After the floor session, Steele said he believes removing the marital exemption is an important policy change that is long overdue. He also said some of the other proposals had financial effects that had not been explored fully.

“It was one of the few things contained in there that didn’t have fiscal implications. I think there’s a lot of stuff in there from a philosophical standpoint that a lot of us agree on; we also have to deal with the budget,” Steele said.

“What is for sure that Chapter 61 definition part has no fiscal impact and is something that puts us in line with the vast majority of states out there and is a big win for women’s rights. I’m proud that we were able to do that.”

The House of Delegates on Friday passed a bill that would not permit a designation of “nonbinary” on birth certificates.

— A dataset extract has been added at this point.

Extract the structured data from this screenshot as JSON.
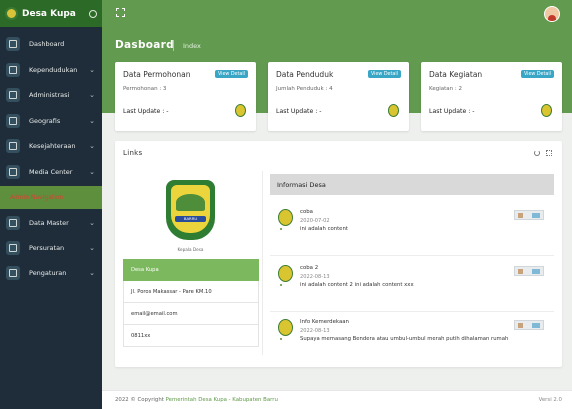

House Bill 4233 says “the birth certificate shall list the child’s sex at birth as male or female and may not use the term ‘non-binary.’”

West Virginia has not been listed among states where that’s allowed in the first place.

Delegate Mike Pushkin, D-Kanawha, asked about that: “Current practice, right now, how many choices are there on a birth certificate?“

House Judiciary Chairman Tom Fast, R-Fayette, responded that there are two choices.

“And this bill says there’s two?” Pushkin asked.

“It doesn’t change that,” Fast responded, “but it adds the requirement of male or female and prohibits the use of non-binary.”

“So it prohibits something that’s not common practice or being done right now?” Pushkin asked.

“I don’t know if it’s being done or not but it definitely sets forth a standard,” Fast said.

Pushkin then said the bill is unnecessary: “This doesn’t change anything. Obviously the sex at birth is going to appear on a birth certificate anyway. There’s plenty of issues in West Virginia we should be dealing with. “